Iconic photos of a changing city, and commentary on our Collections & Exhibitions from the crew at MCNY.org
Before paparazzi and the celebrity media we all live with today, there were 19th century photographers, like Napoleon Sarony (1821-1896), who became internationally renowned for their celebrity portraits. Born in Québec, Sarony began his career in the lithography industry – he worked and learned his trade while employed by Currier and Ives – and eventually even set up his own lithography shop. After a stint in Europe to study art and learn photography he came back to New York in 1865 and opened his first photography studio near 630 Broadway. Over the years, he moved his studio several times.
He quickly became a part of the art scene and was a founding member of the Salmagundi Club and a member of the Tile Club. He became noted for a groundbreaking lighting style and was admired for his background sets and accessories. Most importantly, he was able to position his subjects so they’re portraits looked natural.
As Sarony’s reputation spread, he attracted more and more well known clientele. In fact, Sarony was among the first photographers to pay well known sitters for the right to take their picture and sell the resulting prints. His subjects included such notable figures as Samuel Clemens (Mark Twain) and William “Boss” Tweed, along with stars of the stage such as Lillian Russell and Sarah Bernhardt.
Thanks to the celebrity portraits, Sarony eventually usurped the title of “America’s Best Known Photographer” from Matthew Brady and was nicknamed “The Napoleon of Photography.” An eccentric man with the knack for storytelling, he became a celebrity in his own right.
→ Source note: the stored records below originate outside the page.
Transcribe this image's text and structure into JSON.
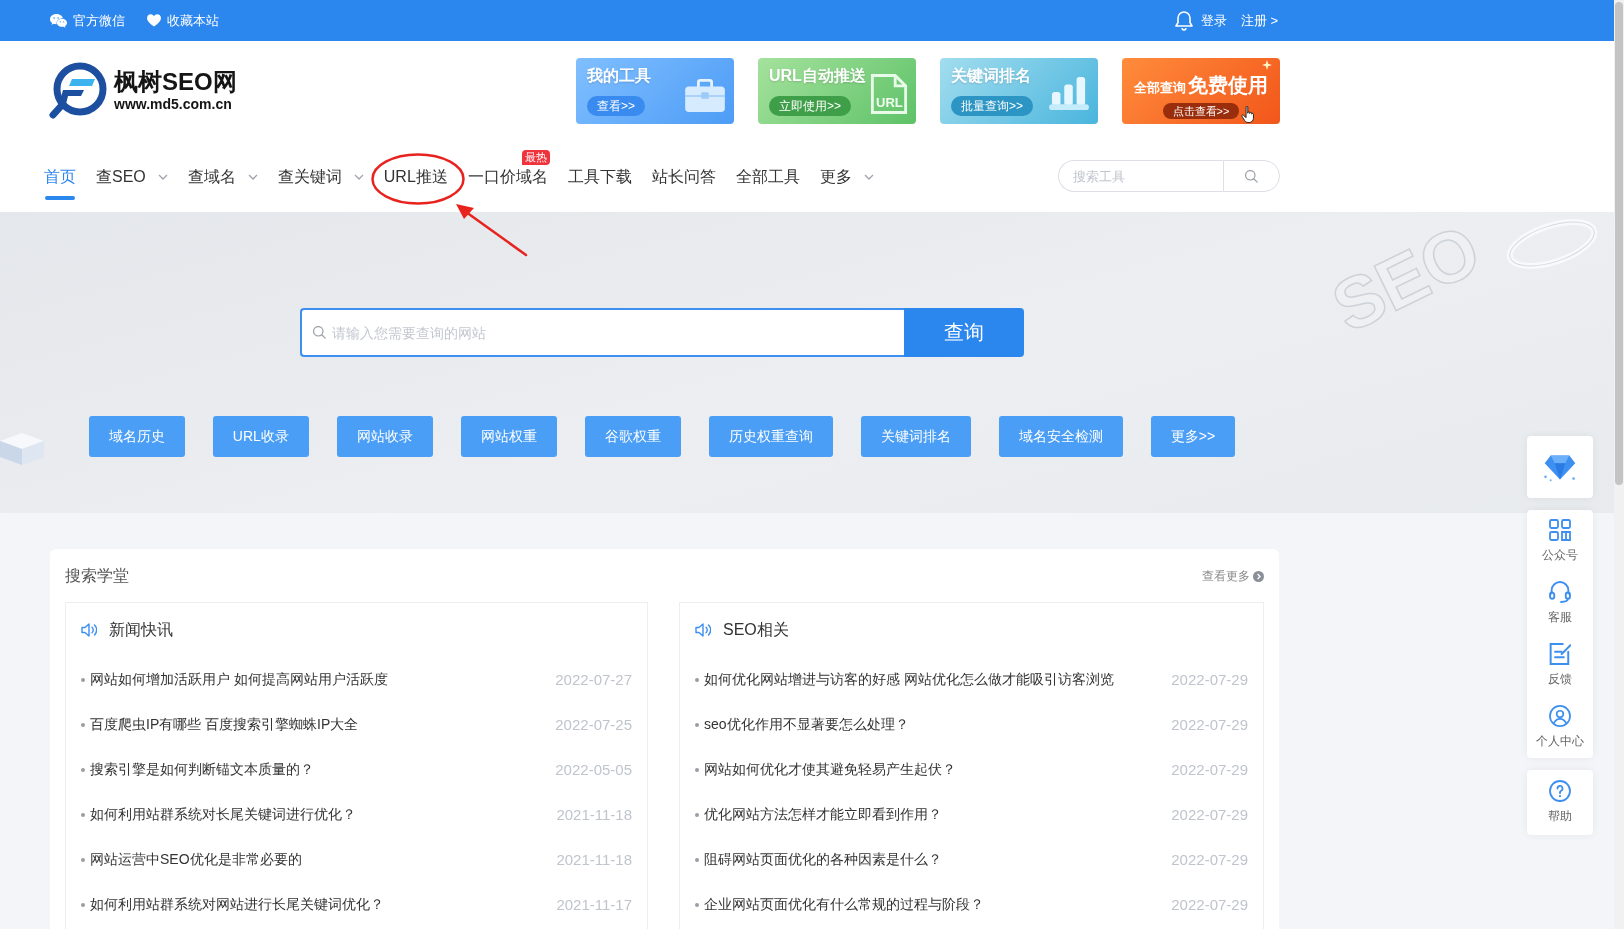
{
  "top_bar": {
    "links": [
      {
        "kind": "wechat",
        "label": "官方微信"
      },
      {
        "kind": "favorite",
        "label": "收藏本站"
      }
    ],
    "account_links": [
      "登录",
      "注册 >"
    ]
  },
  "header": {
    "logo": {
      "name": "枫树SEO网",
      "url": "www.md5.com.cn"
    },
    "banners": [
      {
        "kind": "tools",
        "title": "我的工具",
        "button": "查看>>"
      },
      {
        "kind": "push",
        "title": "URL自动推送",
        "button": "立即使用>>",
        "icon_text": "URL"
      },
      {
        "kind": "rank",
        "title": "关键词排名",
        "button": "批量查询>>"
      },
      {
        "kind": "promo",
        "title": "全部查询",
        "highlight": "免费使用",
        "button": "点击查看>>"
      }
    ]
  },
  "nav": {
    "items": [
      {
        "label": "首页",
        "selected": true,
        "has_menu": false,
        "annotated": false
      },
      {
        "label": "查SEO",
        "selected": false,
        "has_menu": true,
        "annotated": false
      },
      {
        "label": "查域名",
        "selected": false,
        "has_menu": true,
        "annotated": false
      },
      {
        "label": "查关键词",
        "selected": false,
        "has_menu": true,
        "annotated": false
      },
      {
        "label": "URL推送",
        "selected": false,
        "has_menu": false,
        "annotated": true
      },
      {
        "label": "一口价域名",
        "selected": false,
        "has_menu": false,
        "annotated": false,
        "badge": "最热"
      },
      {
        "label": "工具下载",
        "selected": false,
        "has_menu": false,
        "annotated": false
      },
      {
        "label": "站长问答",
        "selected": false,
        "has_menu": false,
        "annotated": false
      },
      {
        "label": "全部工具",
        "selected": false,
        "has_menu": false,
        "annotated": false
      },
      {
        "label": "更多",
        "selected": false,
        "has_menu": true,
        "annotated": false
      }
    ],
    "search": {
      "placeholder": "搜索工具"
    }
  },
  "hero": {
    "decoration_text": "SEO",
    "search": {
      "placeholder": "请输入您需要查询的网站",
      "button": "查询"
    },
    "quick_tools": [
      "域名历史",
      "URL收录",
      "网站收录",
      "网站权重",
      "谷歌权重",
      "历史权重查询",
      "关键词排名",
      "域名安全检测",
      "更多>>"
    ]
  },
  "learning": {
    "title": "搜索学堂",
    "more": "查看更多",
    "panels": [
      {
        "title": "新闻快讯",
        "articles": [
          {
            "title": "网站如何增加活跃用户 如何提高网站用户活跃度",
            "date": "2022-07-27"
          },
          {
            "title": "百度爬虫IP有哪些 百度搜索引擎蜘蛛IP大全",
            "date": "2022-07-25"
          },
          {
            "title": "搜索引擎是如何判断锚文本质量的？",
            "date": "2022-05-05"
          },
          {
            "title": "如何利用站群系统对长尾关键词进行优化？",
            "date": "2021-11-18"
          },
          {
            "title": "网站运营中SEO优化是非常必要的",
            "date": "2021-11-18"
          },
          {
            "title": "如何利用站群系统对网站进行长尾关键词优化？",
            "date": "2021-11-17"
          }
        ]
      },
      {
        "title": "SEO相关",
        "articles": [
          {
            "title": "如何优化网站增进与访客的好感 网站优化怎么做才能吸引访客浏览",
            "date": "2022-07-29"
          },
          {
            "title": "seo优化作用不显著要怎么处理？",
            "date": "2022-07-29"
          },
          {
            "title": "网站如何优化才使其避免轻易产生起伏？",
            "date": "2022-07-29"
          },
          {
            "title": "优化网站方法怎样才能立即看到作用？",
            "date": "2022-07-29"
          },
          {
            "title": "阻碍网站页面优化的各种因素是什么？",
            "date": "2022-07-29"
          },
          {
            "title": "企业网站页面优化有什么常规的过程与阶段？",
            "date": "2022-07-29"
          }
        ]
      }
    ]
  },
  "side_toolbar": {
    "groups": [
      {
        "items": [
          {
            "kind": "vip"
          }
        ]
      },
      {
        "items": [
          {
            "kind": "qr",
            "label": "公众号"
          },
          {
            "kind": "service",
            "label": "客服"
          },
          {
            "kind": "feedback",
            "label": "反馈"
          },
          {
            "kind": "account",
            "label": "个人中心"
          }
        ]
      },
      {
        "items": [
          {
            "kind": "help",
            "label": "帮助"
          }
        ]
      }
    ]
  }
}
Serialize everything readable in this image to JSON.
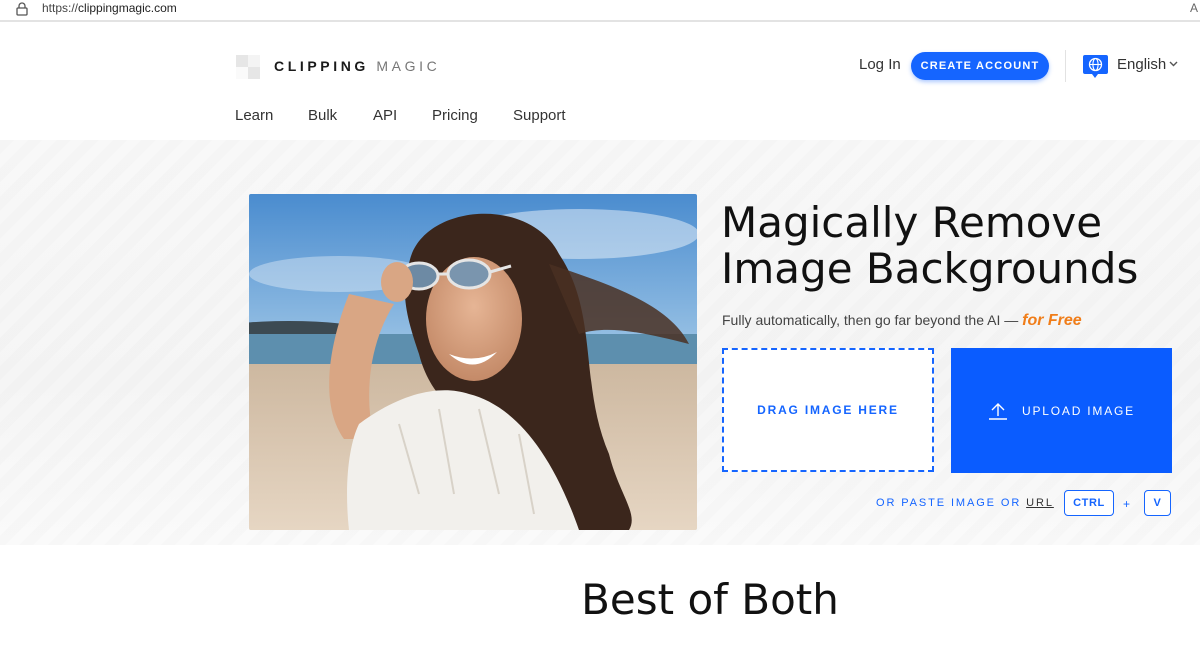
{
  "browser": {
    "url_scheme": "https://",
    "url_host": "clippingmagic.com",
    "right_edge_text": "A"
  },
  "header": {
    "logo_bold": "CLIPPING",
    "logo_light": "MAGIC",
    "login_label": "Log In",
    "create_account_label": "CREATE ACCOUNT",
    "language_label": "English"
  },
  "nav": {
    "items": [
      {
        "label": "Learn"
      },
      {
        "label": "Bulk"
      },
      {
        "label": "API"
      },
      {
        "label": "Pricing"
      },
      {
        "label": "Support"
      }
    ]
  },
  "hero": {
    "headline_line1": "Magically Remove",
    "headline_line2": "Image Backgrounds",
    "subline_text": "Fully automatically, then go far beyond the AI — ",
    "subline_highlight": "for Free",
    "drag_label": "DRAG IMAGE HERE",
    "upload_label": "UPLOAD IMAGE",
    "paste_prefix": "OR PASTE IMAGE OR ",
    "paste_url": "URL",
    "key_ctrl": "CTRL",
    "key_plus": "+",
    "key_v": "V"
  },
  "section": {
    "title": "Best of Both"
  },
  "colors": {
    "accent": "#1565ff",
    "upload": "#0a5cff",
    "free": "#f07d19"
  },
  "icons": [
    "lock-icon",
    "logo-icon",
    "globe-icon",
    "chevron-down-icon",
    "upload-arrow-icon"
  ]
}
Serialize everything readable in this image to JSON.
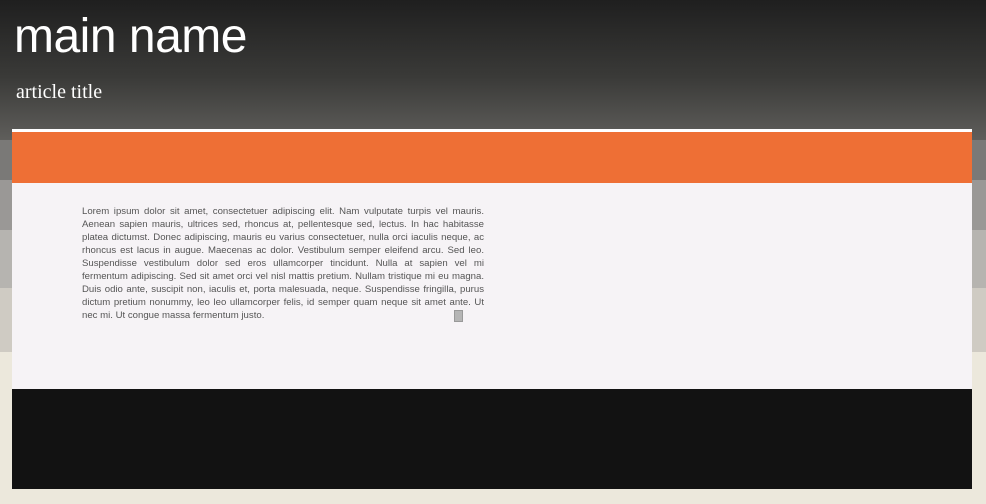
{
  "header": {
    "main_name": "main name",
    "article_title": "article title"
  },
  "content": {
    "body_text": "Lorem ipsum dolor sit amet, consectetuer adipiscing elit. Nam vulputate turpis vel mauris. Aenean sapien mauris, ultrices sed, rhoncus at, pellentesque sed, lectus. In hac habitasse platea dictumst. Donec adipiscing, mauris eu varius consectetuer, nulla orci iaculis neque, ac rhoncus est lacus in augue. Maecenas ac dolor. Vestibulum semper eleifend arcu. Sed leo. Suspendisse vestibulum dolor sed eros ullamcorper tincidunt. Nulla at sapien vel mi fermentum adipiscing. Sed sit amet orci vel nisl mattis pretium. Nullam tristique mi eu magna. Duis odio ante, suscipit non, iaculis et, porta malesuada, neque. Suspendisse fringilla, purus dictum pretium nonummy, leo leo ullamcorper felis, id semper quam neque sit amet ante. Ut nec mi. Ut congue massa fermentum justo."
  },
  "colors": {
    "accent_bar": "#ee6f35",
    "content_background": "#f6f3f6",
    "footer_bar": "#121212",
    "header_text": "#ffffff"
  }
}
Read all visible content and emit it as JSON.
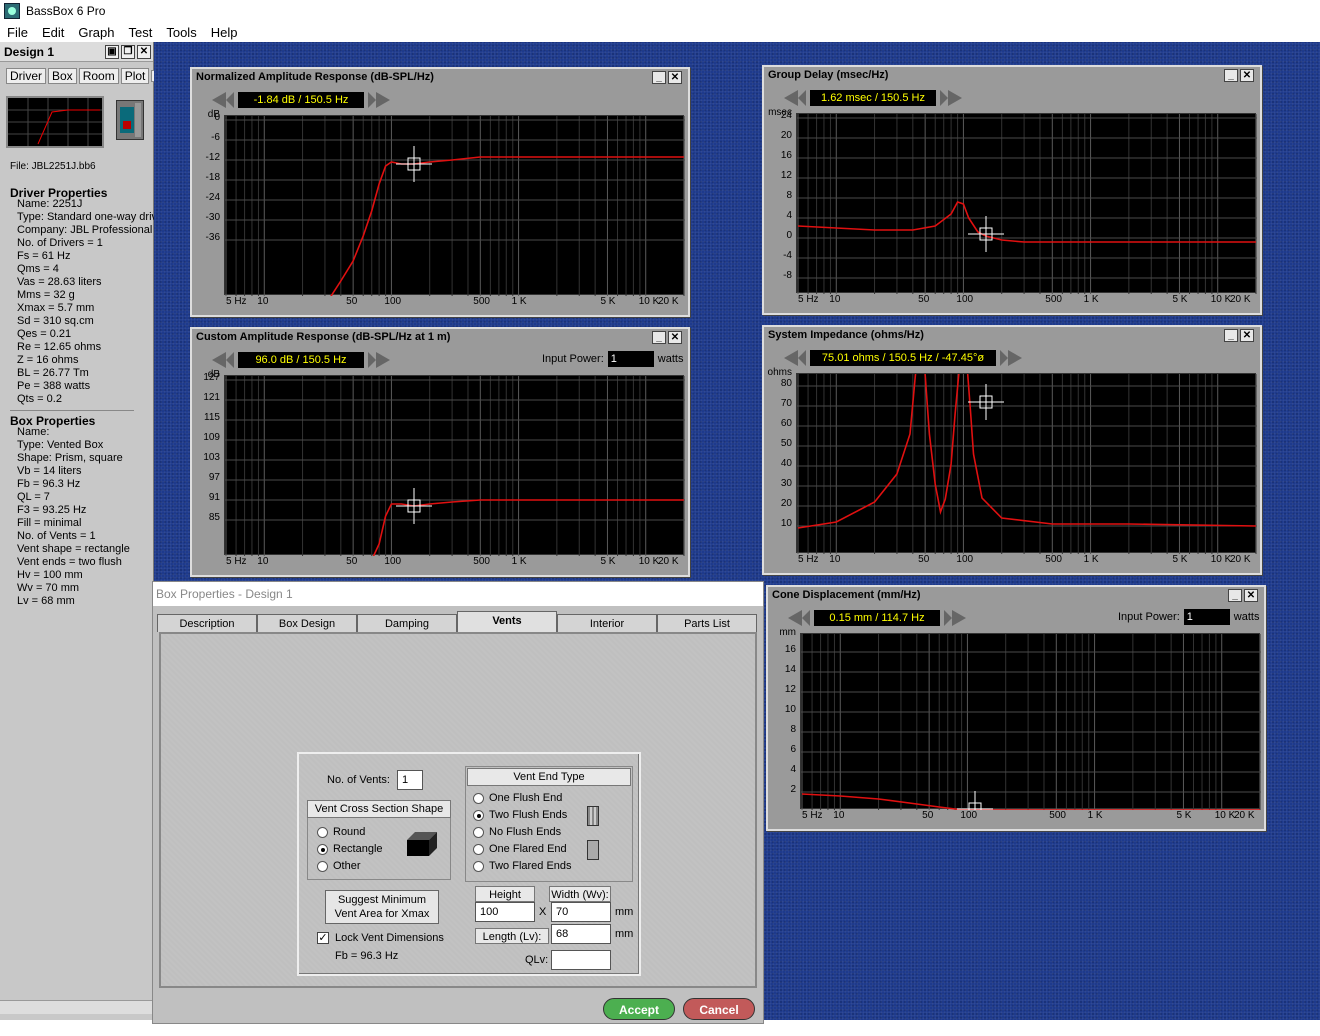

Perhaps the portrait that made him most famous was his image of Oscar Wilde, a photograph taken before the Irish author, poet, and playwright achieved notoriety. Interestingly, Sarony became a key figure in US copyright law when he sued Burrow-Giles Lithographic for the unauthorized reprinting of his Wilde photograph for an advertising campaign.
When Sarony died in 1896 he left his business to his son Otto Sarony, who managed to keep the business alive until his own untimely death in 1903. Napoleon Sarony is buried in Greenwood Cemetery in Brooklyn.